● Task brief:
If a line in the entries below includes the string "name", copy it out.

◆ ◆ ◆ ◆

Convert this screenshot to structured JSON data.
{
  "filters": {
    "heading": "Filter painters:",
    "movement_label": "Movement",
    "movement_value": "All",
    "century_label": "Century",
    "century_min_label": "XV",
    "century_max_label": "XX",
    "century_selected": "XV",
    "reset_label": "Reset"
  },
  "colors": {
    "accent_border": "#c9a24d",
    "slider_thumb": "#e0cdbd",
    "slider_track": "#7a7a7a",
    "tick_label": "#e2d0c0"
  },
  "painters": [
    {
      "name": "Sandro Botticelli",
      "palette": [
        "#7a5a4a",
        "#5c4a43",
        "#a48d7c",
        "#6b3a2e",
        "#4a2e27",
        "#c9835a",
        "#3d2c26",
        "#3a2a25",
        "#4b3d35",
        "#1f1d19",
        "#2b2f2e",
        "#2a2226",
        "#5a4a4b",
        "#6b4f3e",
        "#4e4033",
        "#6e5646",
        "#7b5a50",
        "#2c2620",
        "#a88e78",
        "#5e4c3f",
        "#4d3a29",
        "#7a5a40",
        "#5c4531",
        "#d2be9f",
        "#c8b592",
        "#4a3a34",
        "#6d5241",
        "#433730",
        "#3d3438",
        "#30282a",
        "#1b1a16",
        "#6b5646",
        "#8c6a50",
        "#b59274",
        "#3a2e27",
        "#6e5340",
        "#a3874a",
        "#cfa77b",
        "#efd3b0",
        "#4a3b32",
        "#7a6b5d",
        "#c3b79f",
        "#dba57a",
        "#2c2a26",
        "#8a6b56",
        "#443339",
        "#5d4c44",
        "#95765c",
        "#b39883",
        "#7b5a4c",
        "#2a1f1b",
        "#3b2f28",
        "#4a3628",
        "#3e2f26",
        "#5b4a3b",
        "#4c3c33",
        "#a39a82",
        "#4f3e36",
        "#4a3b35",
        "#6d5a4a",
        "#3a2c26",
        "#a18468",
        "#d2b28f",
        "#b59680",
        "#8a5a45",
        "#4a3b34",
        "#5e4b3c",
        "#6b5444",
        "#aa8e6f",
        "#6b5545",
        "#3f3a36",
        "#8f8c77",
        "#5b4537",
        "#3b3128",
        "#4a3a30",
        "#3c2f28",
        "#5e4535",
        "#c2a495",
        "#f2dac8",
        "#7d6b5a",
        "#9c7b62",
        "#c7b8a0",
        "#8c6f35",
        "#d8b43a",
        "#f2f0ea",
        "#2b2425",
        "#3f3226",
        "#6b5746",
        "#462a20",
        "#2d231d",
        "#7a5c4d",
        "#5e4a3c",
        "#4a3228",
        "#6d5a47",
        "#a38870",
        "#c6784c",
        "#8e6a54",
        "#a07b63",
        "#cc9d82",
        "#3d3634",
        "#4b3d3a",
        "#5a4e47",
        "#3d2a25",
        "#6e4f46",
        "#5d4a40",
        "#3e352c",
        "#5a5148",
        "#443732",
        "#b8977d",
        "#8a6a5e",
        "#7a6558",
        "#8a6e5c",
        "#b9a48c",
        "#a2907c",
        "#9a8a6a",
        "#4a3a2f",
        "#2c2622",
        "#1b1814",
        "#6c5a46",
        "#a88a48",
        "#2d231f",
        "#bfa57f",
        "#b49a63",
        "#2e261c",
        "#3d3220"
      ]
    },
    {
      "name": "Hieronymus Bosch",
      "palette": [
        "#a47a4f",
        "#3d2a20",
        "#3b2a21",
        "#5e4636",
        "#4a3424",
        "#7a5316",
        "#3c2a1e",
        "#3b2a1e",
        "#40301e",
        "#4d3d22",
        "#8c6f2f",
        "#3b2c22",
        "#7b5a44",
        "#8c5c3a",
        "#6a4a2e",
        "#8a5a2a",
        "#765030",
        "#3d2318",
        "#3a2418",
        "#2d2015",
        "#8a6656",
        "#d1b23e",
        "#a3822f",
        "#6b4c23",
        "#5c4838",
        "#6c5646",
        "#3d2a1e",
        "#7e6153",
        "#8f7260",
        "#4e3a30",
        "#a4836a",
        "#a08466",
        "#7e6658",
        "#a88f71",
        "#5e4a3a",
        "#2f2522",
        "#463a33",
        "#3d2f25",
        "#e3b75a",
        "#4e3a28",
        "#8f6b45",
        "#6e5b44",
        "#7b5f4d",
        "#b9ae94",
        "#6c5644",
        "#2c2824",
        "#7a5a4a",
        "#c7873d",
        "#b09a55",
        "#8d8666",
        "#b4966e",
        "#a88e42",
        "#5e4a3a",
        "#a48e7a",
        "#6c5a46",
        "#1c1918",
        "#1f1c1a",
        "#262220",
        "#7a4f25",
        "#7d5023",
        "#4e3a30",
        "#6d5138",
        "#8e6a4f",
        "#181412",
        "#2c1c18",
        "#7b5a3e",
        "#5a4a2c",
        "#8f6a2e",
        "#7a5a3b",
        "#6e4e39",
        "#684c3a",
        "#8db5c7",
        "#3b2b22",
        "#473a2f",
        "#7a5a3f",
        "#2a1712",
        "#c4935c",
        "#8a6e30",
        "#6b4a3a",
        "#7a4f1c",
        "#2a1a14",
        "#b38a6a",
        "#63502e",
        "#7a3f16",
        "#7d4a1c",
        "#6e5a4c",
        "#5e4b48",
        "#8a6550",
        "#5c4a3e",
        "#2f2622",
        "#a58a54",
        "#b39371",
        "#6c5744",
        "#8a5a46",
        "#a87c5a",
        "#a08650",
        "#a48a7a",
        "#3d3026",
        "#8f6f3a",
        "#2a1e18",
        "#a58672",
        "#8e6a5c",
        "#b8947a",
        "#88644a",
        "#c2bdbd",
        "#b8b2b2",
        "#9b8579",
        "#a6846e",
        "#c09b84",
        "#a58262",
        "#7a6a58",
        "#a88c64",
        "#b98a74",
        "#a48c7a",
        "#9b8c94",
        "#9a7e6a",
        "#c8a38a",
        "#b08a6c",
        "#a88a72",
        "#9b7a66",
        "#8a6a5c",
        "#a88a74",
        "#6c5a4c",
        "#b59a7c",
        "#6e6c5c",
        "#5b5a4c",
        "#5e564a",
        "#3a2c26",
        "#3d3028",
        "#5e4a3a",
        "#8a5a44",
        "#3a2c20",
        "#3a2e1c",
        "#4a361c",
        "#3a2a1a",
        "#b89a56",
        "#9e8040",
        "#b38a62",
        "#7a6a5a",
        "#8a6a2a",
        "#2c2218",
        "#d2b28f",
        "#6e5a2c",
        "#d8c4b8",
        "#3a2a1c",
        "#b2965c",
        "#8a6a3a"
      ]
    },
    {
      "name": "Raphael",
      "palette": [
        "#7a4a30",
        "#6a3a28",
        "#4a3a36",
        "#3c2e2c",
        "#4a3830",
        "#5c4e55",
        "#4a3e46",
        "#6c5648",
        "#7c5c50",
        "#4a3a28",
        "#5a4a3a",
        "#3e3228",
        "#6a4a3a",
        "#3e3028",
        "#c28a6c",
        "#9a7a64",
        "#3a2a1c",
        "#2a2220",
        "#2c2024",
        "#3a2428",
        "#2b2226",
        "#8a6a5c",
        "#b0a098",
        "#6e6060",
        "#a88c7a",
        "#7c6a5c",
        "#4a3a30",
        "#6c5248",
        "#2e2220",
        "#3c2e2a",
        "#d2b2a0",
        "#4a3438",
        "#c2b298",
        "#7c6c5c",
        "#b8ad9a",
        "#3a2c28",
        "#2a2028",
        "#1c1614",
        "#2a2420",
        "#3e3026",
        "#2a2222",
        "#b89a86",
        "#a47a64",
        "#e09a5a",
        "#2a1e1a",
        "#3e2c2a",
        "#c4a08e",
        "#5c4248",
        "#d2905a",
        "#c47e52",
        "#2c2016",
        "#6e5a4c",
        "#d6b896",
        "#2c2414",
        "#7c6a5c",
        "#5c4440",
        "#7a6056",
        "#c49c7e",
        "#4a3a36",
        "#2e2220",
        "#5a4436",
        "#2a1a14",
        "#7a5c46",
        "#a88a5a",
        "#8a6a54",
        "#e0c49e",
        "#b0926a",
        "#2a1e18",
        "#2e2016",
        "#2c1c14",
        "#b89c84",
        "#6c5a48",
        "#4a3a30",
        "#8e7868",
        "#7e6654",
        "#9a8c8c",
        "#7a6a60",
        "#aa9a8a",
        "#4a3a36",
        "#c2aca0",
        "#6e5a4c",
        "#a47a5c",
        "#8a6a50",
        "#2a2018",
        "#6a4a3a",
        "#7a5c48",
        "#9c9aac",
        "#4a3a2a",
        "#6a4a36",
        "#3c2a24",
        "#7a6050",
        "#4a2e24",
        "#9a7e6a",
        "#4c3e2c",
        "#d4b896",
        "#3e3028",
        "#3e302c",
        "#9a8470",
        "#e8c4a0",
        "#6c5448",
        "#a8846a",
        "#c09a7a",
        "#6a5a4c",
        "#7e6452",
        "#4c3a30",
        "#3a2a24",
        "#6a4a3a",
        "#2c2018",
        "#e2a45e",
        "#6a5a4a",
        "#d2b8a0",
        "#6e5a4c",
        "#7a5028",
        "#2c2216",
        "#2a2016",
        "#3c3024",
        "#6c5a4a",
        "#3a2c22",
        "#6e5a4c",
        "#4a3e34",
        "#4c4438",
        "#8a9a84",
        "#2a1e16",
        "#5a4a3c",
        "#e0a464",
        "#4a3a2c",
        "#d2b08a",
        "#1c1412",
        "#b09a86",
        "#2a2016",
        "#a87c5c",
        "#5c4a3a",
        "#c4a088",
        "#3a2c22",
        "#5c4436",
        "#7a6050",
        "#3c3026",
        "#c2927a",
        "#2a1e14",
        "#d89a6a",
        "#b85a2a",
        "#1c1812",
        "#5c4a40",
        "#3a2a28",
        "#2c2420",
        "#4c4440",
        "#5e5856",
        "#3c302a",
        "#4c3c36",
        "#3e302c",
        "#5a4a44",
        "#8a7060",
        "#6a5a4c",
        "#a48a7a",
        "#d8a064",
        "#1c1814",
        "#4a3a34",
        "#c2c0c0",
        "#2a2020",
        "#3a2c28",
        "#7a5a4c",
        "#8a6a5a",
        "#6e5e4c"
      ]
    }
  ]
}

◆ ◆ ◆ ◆

● Exercise output:
      "name": "Sandro Botticelli",
      "name": "Hieronymus Bosch",
      "name": "Raphael",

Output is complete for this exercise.